Title: Orthotopic liver transplantation for hereditary fibrinogen amyloidosis (1)
Authors: Zeldenrust, S.; Gertz, M.; Uemichi, T.; Björnsson, J.; Wiesner, R.; Schwab, T.; Benson, M. (Mayo Graduate School of Medicine, Rochester, MN; Indiana University School of Medicine, Indianapolis, IN)
Journal: Transplantation (2003)
Systemic amyloidosis results from the deposition of insoluble protein fibrils in various organs and tissues. To date, several different proteins have been associated with amyloid fibril formation, including immunoglobulin light chain, serum amyloid A protein, and transthyretin. Recent reports have shown that variant fibrinogen chains can form amyloid in certain kindreds. Hepatic transplantation has previously been reported in the treatment of hereditary amyloidosis associated with variant transthyretin proteins, which are mainly synthesized in the liver. This article reports the first use and long-term follow-up of combined hepatic and renal transplantation in the successful treatment of two patients with hereditary fibrinogen amyloidosis. Both patients experienced sustained improvement in renal function and nutritional status at 6 1/2 years and 28 months of follow-up, respectively. Orthotopic liver transplantation is effective and potentially curative treatment of hereditary fibrinogen amyloidosis.

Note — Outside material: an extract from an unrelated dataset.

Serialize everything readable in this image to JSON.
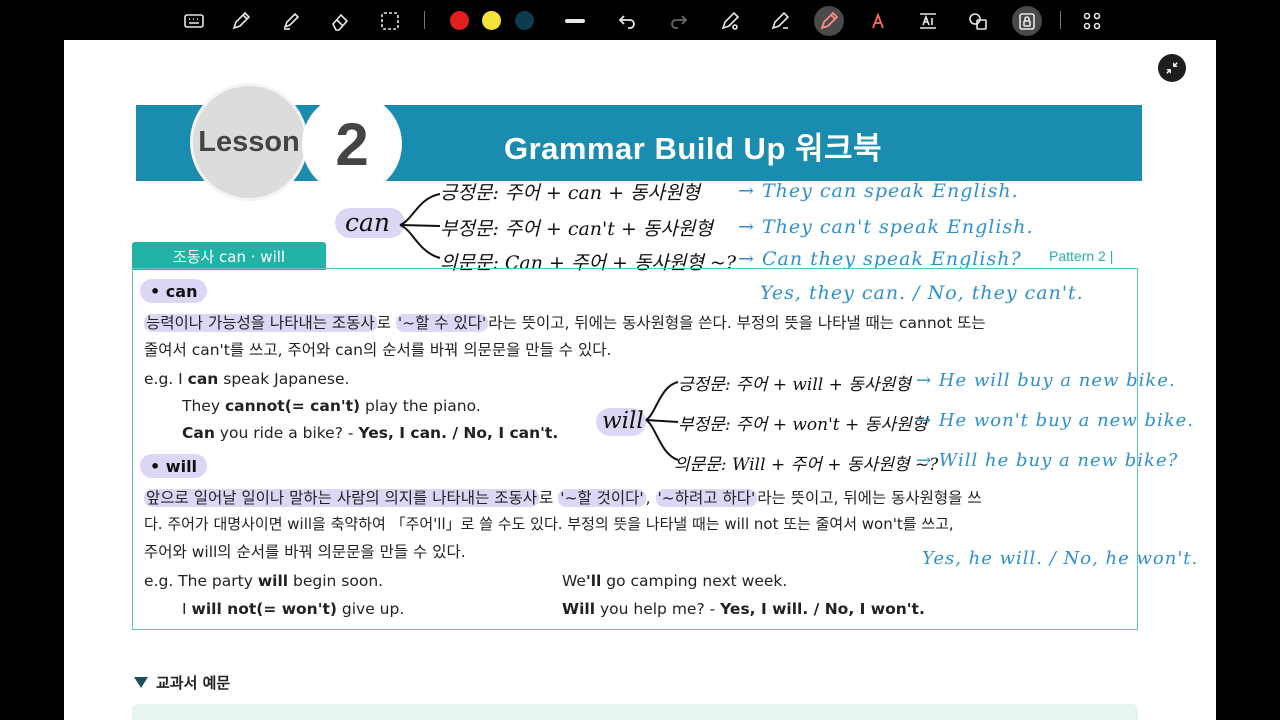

I want to explain the first word in the title of this article so you don't have to look it up. "Orthotopic" simply means something is occurring in the normal place in the body. In the case of organ transplants, a liver transplant is typically orthotopic because the old liver is removed and the new one is put in its place. Kidney transplants are typically not orthotopic because the old kidneys are left in place and the new kidney is placed below them.
The article begins with a brief overview of systemic amyloidosis and some of the hereditary types that were known at the time. Then while discussing fibrinogen amyloidosis the article has this sentence: "Synthesis of fibrinogen is exclusively hepatic, making liver transplant theoretically curative in hereditary fibrinogen amyloidosis." So the authors are suggesting that since the liver is the sole source of fibrinogen, a liver transplant could be considered a cure. That will be a recurring topic of discussion as we review articles published after this one.

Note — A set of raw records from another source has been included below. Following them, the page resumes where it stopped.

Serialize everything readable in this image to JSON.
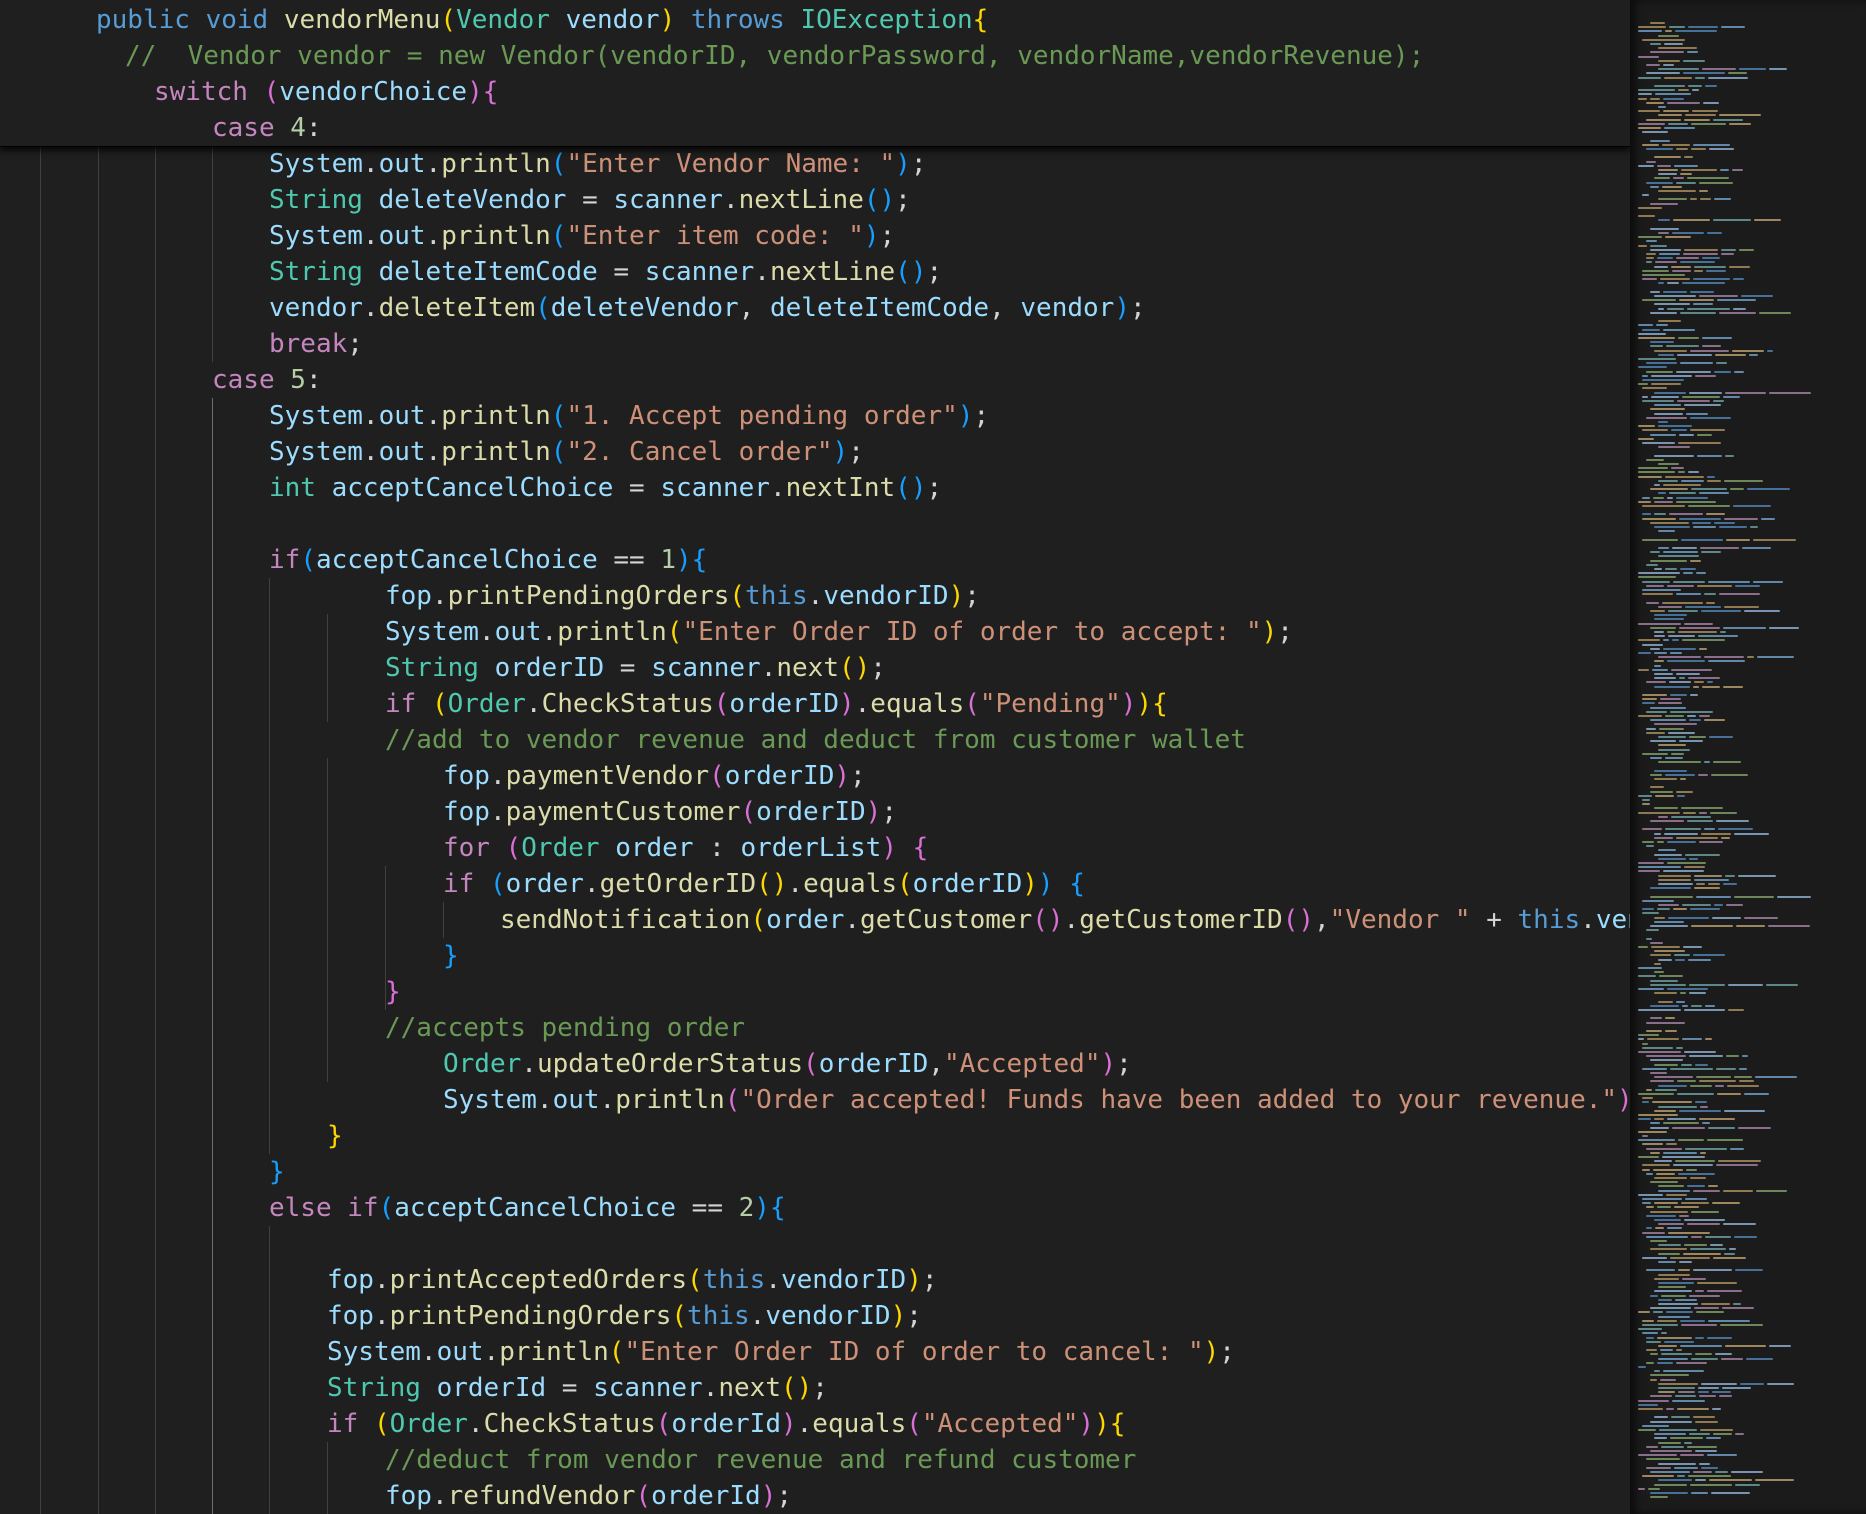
{
  "editor": {
    "sticky_lines": [
      [
        [
          "kw",
          "public "
        ],
        [
          "kw",
          "void "
        ],
        [
          "fn",
          "vendorMenu"
        ],
        [
          "b1",
          "("
        ],
        [
          "typ",
          "Vendor "
        ],
        [
          "var",
          "vendor"
        ],
        [
          "b1",
          ")"
        ],
        [
          "pun",
          " "
        ],
        [
          "kw",
          "throws "
        ],
        [
          "typ",
          "IOException"
        ],
        [
          "b1",
          "{"
        ]
      ],
      [
        [
          "cmt",
          "//  Vendor vendor = new Vendor(vendorID, vendorPassword, vendorName,vendorRevenue);"
        ]
      ],
      [
        [
          "ctl",
          "switch "
        ],
        [
          "b2",
          "("
        ],
        [
          "var",
          "vendorChoice"
        ],
        [
          "b2",
          ")"
        ],
        [
          "b2",
          "{"
        ]
      ],
      [
        [
          "ctl",
          "case "
        ],
        [
          "num",
          "4"
        ],
        [
          "pun",
          ":"
        ]
      ]
    ],
    "lines": [
      [
        [
          "var",
          "System"
        ],
        [
          "pun",
          "."
        ],
        [
          "var",
          "out"
        ],
        [
          "pun",
          "."
        ],
        [
          "fn",
          "println"
        ],
        [
          "b3",
          "("
        ],
        [
          "str",
          "\"Enter Vendor Name: \""
        ],
        [
          "b3",
          ")"
        ],
        [
          "pun",
          ";"
        ]
      ],
      [
        [
          "typ",
          "String "
        ],
        [
          "var",
          "deleteVendor"
        ],
        [
          "pun",
          " = "
        ],
        [
          "var",
          "scanner"
        ],
        [
          "pun",
          "."
        ],
        [
          "fn",
          "nextLine"
        ],
        [
          "b3",
          "()"
        ],
        [
          "pun",
          ";"
        ]
      ],
      [
        [
          "var",
          "System"
        ],
        [
          "pun",
          "."
        ],
        [
          "var",
          "out"
        ],
        [
          "pun",
          "."
        ],
        [
          "fn",
          "println"
        ],
        [
          "b3",
          "("
        ],
        [
          "str",
          "\"Enter item code: \""
        ],
        [
          "b3",
          ")"
        ],
        [
          "pun",
          ";"
        ]
      ],
      [
        [
          "typ",
          "String "
        ],
        [
          "var",
          "deleteItemCode"
        ],
        [
          "pun",
          " = "
        ],
        [
          "var",
          "scanner"
        ],
        [
          "pun",
          "."
        ],
        [
          "fn",
          "nextLine"
        ],
        [
          "b3",
          "()"
        ],
        [
          "pun",
          ";"
        ]
      ],
      [
        [
          "var",
          "vendor"
        ],
        [
          "pun",
          "."
        ],
        [
          "fn",
          "deleteItem"
        ],
        [
          "b3",
          "("
        ],
        [
          "var",
          "deleteVendor"
        ],
        [
          "pun",
          ", "
        ],
        [
          "var",
          "deleteItemCode"
        ],
        [
          "pun",
          ", "
        ],
        [
          "var",
          "vendor"
        ],
        [
          "b3",
          ")"
        ],
        [
          "pun",
          ";"
        ]
      ],
      [
        [
          "ctl",
          "break"
        ],
        [
          "pun",
          ";"
        ]
      ],
      [
        [
          "ctl",
          "case "
        ],
        [
          "num",
          "5"
        ],
        [
          "pun",
          ":"
        ]
      ],
      [
        [
          "var",
          "System"
        ],
        [
          "pun",
          "."
        ],
        [
          "var",
          "out"
        ],
        [
          "pun",
          "."
        ],
        [
          "fn",
          "println"
        ],
        [
          "b3",
          "("
        ],
        [
          "str",
          "\"1. Accept pending order\""
        ],
        [
          "b3",
          ")"
        ],
        [
          "pun",
          ";"
        ]
      ],
      [
        [
          "var",
          "System"
        ],
        [
          "pun",
          "."
        ],
        [
          "var",
          "out"
        ],
        [
          "pun",
          "."
        ],
        [
          "fn",
          "println"
        ],
        [
          "b3",
          "("
        ],
        [
          "str",
          "\"2. Cancel order\""
        ],
        [
          "b3",
          ")"
        ],
        [
          "pun",
          ";"
        ]
      ],
      [
        [
          "typ",
          "int "
        ],
        [
          "var",
          "acceptCancelChoice"
        ],
        [
          "pun",
          " = "
        ],
        [
          "var",
          "scanner"
        ],
        [
          "pun",
          "."
        ],
        [
          "fn",
          "nextInt"
        ],
        [
          "b3",
          "()"
        ],
        [
          "pun",
          ";"
        ]
      ],
      [],
      [
        [
          "ctl",
          "if"
        ],
        [
          "b3",
          "("
        ],
        [
          "var",
          "acceptCancelChoice"
        ],
        [
          "pun",
          " == "
        ],
        [
          "num",
          "1"
        ],
        [
          "b3",
          ")"
        ],
        [
          "b3",
          "{"
        ]
      ],
      [
        [
          "var",
          "fop"
        ],
        [
          "pun",
          "."
        ],
        [
          "fn",
          "printPendingOrders"
        ],
        [
          "b1",
          "("
        ],
        [
          "kw",
          "this"
        ],
        [
          "pun",
          "."
        ],
        [
          "var",
          "vendorID"
        ],
        [
          "b1",
          ")"
        ],
        [
          "pun",
          ";"
        ]
      ],
      [
        [
          "var",
          "System"
        ],
        [
          "pun",
          "."
        ],
        [
          "var",
          "out"
        ],
        [
          "pun",
          "."
        ],
        [
          "fn",
          "println"
        ],
        [
          "b1",
          "("
        ],
        [
          "str",
          "\"Enter Order ID of order to accept: \""
        ],
        [
          "b1",
          ")"
        ],
        [
          "pun",
          ";"
        ]
      ],
      [
        [
          "typ",
          "String "
        ],
        [
          "var",
          "orderID"
        ],
        [
          "pun",
          " = "
        ],
        [
          "var",
          "scanner"
        ],
        [
          "pun",
          "."
        ],
        [
          "fn",
          "next"
        ],
        [
          "b1",
          "()"
        ],
        [
          "pun",
          ";"
        ]
      ],
      [
        [
          "ctl",
          "if "
        ],
        [
          "b1",
          "("
        ],
        [
          "typ",
          "Order"
        ],
        [
          "pun",
          "."
        ],
        [
          "fn",
          "CheckStatus"
        ],
        [
          "b2",
          "("
        ],
        [
          "var",
          "orderID"
        ],
        [
          "b2",
          ")"
        ],
        [
          "pun",
          "."
        ],
        [
          "fn",
          "equals"
        ],
        [
          "b2",
          "("
        ],
        [
          "str",
          "\"Pending\""
        ],
        [
          "b2",
          ")"
        ],
        [
          "b1",
          ")"
        ],
        [
          "b1",
          "{"
        ]
      ],
      [
        [
          "cmt",
          "//add to vendor revenue and deduct from customer wallet"
        ]
      ],
      [
        [
          "var",
          "fop"
        ],
        [
          "pun",
          "."
        ],
        [
          "fn",
          "paymentVendor"
        ],
        [
          "b2",
          "("
        ],
        [
          "var",
          "orderID"
        ],
        [
          "b2",
          ")"
        ],
        [
          "pun",
          ";"
        ]
      ],
      [
        [
          "var",
          "fop"
        ],
        [
          "pun",
          "."
        ],
        [
          "fn",
          "paymentCustomer"
        ],
        [
          "b2",
          "("
        ],
        [
          "var",
          "orderID"
        ],
        [
          "b2",
          ")"
        ],
        [
          "pun",
          ";"
        ]
      ],
      [
        [
          "ctl",
          "for "
        ],
        [
          "b2",
          "("
        ],
        [
          "typ",
          "Order "
        ],
        [
          "var",
          "order"
        ],
        [
          "pun",
          " : "
        ],
        [
          "var",
          "orderList"
        ],
        [
          "b2",
          ")"
        ],
        [
          "pun",
          " "
        ],
        [
          "b2",
          "{"
        ]
      ],
      [
        [
          "ctl",
          "if "
        ],
        [
          "b3",
          "("
        ],
        [
          "var",
          "order"
        ],
        [
          "pun",
          "."
        ],
        [
          "fn",
          "getOrderID"
        ],
        [
          "b1",
          "()"
        ],
        [
          "pun",
          "."
        ],
        [
          "fn",
          "equals"
        ],
        [
          "b1",
          "("
        ],
        [
          "var",
          "orderID"
        ],
        [
          "b1",
          ")"
        ],
        [
          "b3",
          ")"
        ],
        [
          "pun",
          " "
        ],
        [
          "b3",
          "{"
        ]
      ],
      [
        [
          "fn",
          "sendNotification"
        ],
        [
          "b1",
          "("
        ],
        [
          "var",
          "order"
        ],
        [
          "pun",
          "."
        ],
        [
          "fn",
          "getCustomer"
        ],
        [
          "b2",
          "()"
        ],
        [
          "pun",
          "."
        ],
        [
          "fn",
          "getCustomerID"
        ],
        [
          "b2",
          "()"
        ],
        [
          "pun",
          ","
        ],
        [
          "str",
          "\"Vendor \""
        ],
        [
          "pun",
          " + "
        ],
        [
          "kw",
          "this"
        ],
        [
          "pun",
          "."
        ],
        [
          "var",
          "vendorID"
        ]
      ],
      [
        [
          "b3",
          "}"
        ]
      ],
      [
        [
          "b2",
          "}"
        ]
      ],
      [
        [
          "cmt",
          "//accepts pending order"
        ]
      ],
      [
        [
          "typ",
          "Order"
        ],
        [
          "pun",
          "."
        ],
        [
          "fn",
          "updateOrderStatus"
        ],
        [
          "b2",
          "("
        ],
        [
          "var",
          "orderID"
        ],
        [
          "pun",
          ","
        ],
        [
          "str",
          "\"Accepted\""
        ],
        [
          "b2",
          ")"
        ],
        [
          "pun",
          ";"
        ]
      ],
      [
        [
          "var",
          "System"
        ],
        [
          "pun",
          "."
        ],
        [
          "var",
          "out"
        ],
        [
          "pun",
          "."
        ],
        [
          "fn",
          "println"
        ],
        [
          "b2",
          "("
        ],
        [
          "str",
          "\"Order accepted! Funds have been added to your revenue.\""
        ],
        [
          "b2",
          ")"
        ],
        [
          "pun",
          ";"
        ]
      ],
      [
        [
          "b1",
          "}"
        ]
      ],
      [
        [
          "b3",
          "}"
        ]
      ],
      [
        [
          "ctl",
          "else "
        ],
        [
          "ctl",
          "if"
        ],
        [
          "b3",
          "("
        ],
        [
          "var",
          "acceptCancelChoice"
        ],
        [
          "pun",
          " == "
        ],
        [
          "num",
          "2"
        ],
        [
          "b3",
          ")"
        ],
        [
          "b3",
          "{"
        ]
      ],
      [],
      [
        [
          "var",
          "fop"
        ],
        [
          "pun",
          "."
        ],
        [
          "fn",
          "printAcceptedOrders"
        ],
        [
          "b1",
          "("
        ],
        [
          "kw",
          "this"
        ],
        [
          "pun",
          "."
        ],
        [
          "var",
          "vendorID"
        ],
        [
          "b1",
          ")"
        ],
        [
          "pun",
          ";"
        ]
      ],
      [
        [
          "var",
          "fop"
        ],
        [
          "pun",
          "."
        ],
        [
          "fn",
          "printPendingOrders"
        ],
        [
          "b1",
          "("
        ],
        [
          "kw",
          "this"
        ],
        [
          "pun",
          "."
        ],
        [
          "var",
          "vendorID"
        ],
        [
          "b1",
          ")"
        ],
        [
          "pun",
          ";"
        ]
      ],
      [
        [
          "var",
          "System"
        ],
        [
          "pun",
          "."
        ],
        [
          "var",
          "out"
        ],
        [
          "pun",
          "."
        ],
        [
          "fn",
          "println"
        ],
        [
          "b1",
          "("
        ],
        [
          "str",
          "\"Enter Order ID of order to cancel: \""
        ],
        [
          "b1",
          ")"
        ],
        [
          "pun",
          ";"
        ]
      ],
      [
        [
          "typ",
          "String "
        ],
        [
          "var",
          "orderId"
        ],
        [
          "pun",
          " = "
        ],
        [
          "var",
          "scanner"
        ],
        [
          "pun",
          "."
        ],
        [
          "fn",
          "next"
        ],
        [
          "b1",
          "()"
        ],
        [
          "pun",
          ";"
        ]
      ],
      [
        [
          "ctl",
          "if "
        ],
        [
          "b1",
          "("
        ],
        [
          "typ",
          "Order"
        ],
        [
          "pun",
          "."
        ],
        [
          "fn",
          "CheckStatus"
        ],
        [
          "b2",
          "("
        ],
        [
          "var",
          "orderId"
        ],
        [
          "b2",
          ")"
        ],
        [
          "pun",
          "."
        ],
        [
          "fn",
          "equals"
        ],
        [
          "b2",
          "("
        ],
        [
          "str",
          "\"Accepted\""
        ],
        [
          "b2",
          ")"
        ],
        [
          "b1",
          ")"
        ],
        [
          "b1",
          "{"
        ]
      ],
      [
        [
          "cmt",
          "//deduct from vendor revenue and refund customer"
        ]
      ],
      [
        [
          "var",
          "fop"
        ],
        [
          "pun",
          "."
        ],
        [
          "fn",
          "refundVendor"
        ],
        [
          "b2",
          "("
        ],
        [
          "var",
          "orderId"
        ],
        [
          "b2",
          ")"
        ],
        [
          "pun",
          ";"
        ]
      ]
    ]
  }
}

Case 1 in this article was a 62-year-old male who presented with high blood pressure in his thirties. He is a member of an Irish-American kindred with the Glu526Val mutation. His serum creatinine was 2.7 mg/dL and he had proteinuria. A kidney biopsy showed extensive amyloid deposits in the glomeruli. His renal failure progressed and his serum creatinine rose to 4.5 mg/dL. It was known that both his father and brother had been diagnosed with renal amyloidosis, and DNA analysis revealed that he also had the Glu526Val mutation. He underwent a combined liver and kidney transplant in September of 1995.
Six and a half years after the transplant he has stable kidney function (serum creatinine = 1.8 mg/dL) and most of his prior health issues have been resolved. Kidney biopsies of the transplanted kidney have not shown amyloid deposits. He did have his spleen removed due to a type of anemia, and there were extensive amyloid deposits in his spleen.
Case 2 is the older brother of Case 1, and he developed proteinuria at age 47. He had an orthotopic kidney transplant in 1994, which means a native kidney was removed and a transplanted kidney put in its place. The native kidney did have amyloid deposits. The transplanted kidney had to be removed in April of 1997 due to recurring amyloidosis. His spleen was also removed due to anemia and found to have extensive amyloid deposits. In November of 1999 he underwent a combined liver and kidney transplant. His kidney function has improved (serum creatinine = 1.2 mg/dL), and a kidney biopsy of the transplanted kidney does not show amyloid deposits.
Both of these cases follow a clinical path similar to previous published cases of fibrinogen amyloidosis, in which the patient initially presents with some combination of high blood pressure, proteinuria and elevated serum creatinine which steadily progresses toward kidney failure. It is interesting that both of these patients also had their spleens removed, with both spleens showing extensive amyloid deposits.
With this article we now have a total of three published reports of patients with fibrinogen amyloidosis undergoing combined liver-kidney transplants. You may recall the first article to document such a case was published in 2000, and I reviewed that article on April 30, 2013. That patient underwent a combined liver and kidney transplant in October of 1996. Since the Case 1 patient in this 2003 article underwent a liver and kidney transplant in September of 1995, he was actually the first patient to receive a liver-kidney transplant for fibrinogen amyloidosis.
It is worth noting that all three of these patients were doing well at the time these articles were published, with follow-ups ranging from 2.0 to 6.5 years. Both articles say the results suggest that a liver transplant may be curative for fibrinogen amyloidosis. I believe some upcoming articles will have a few more cases of kidney or liver-kidney transplants, but we will have to wait until a 2009 article before a large number of transplant outcomes are documented.
(1) Zeldenrust S, Gertz M, Uemichi T, et al. Orthotopic liver transplantation for hereditary fibrinogen amyloidosis. Transplantation 2003; 75: 560-561.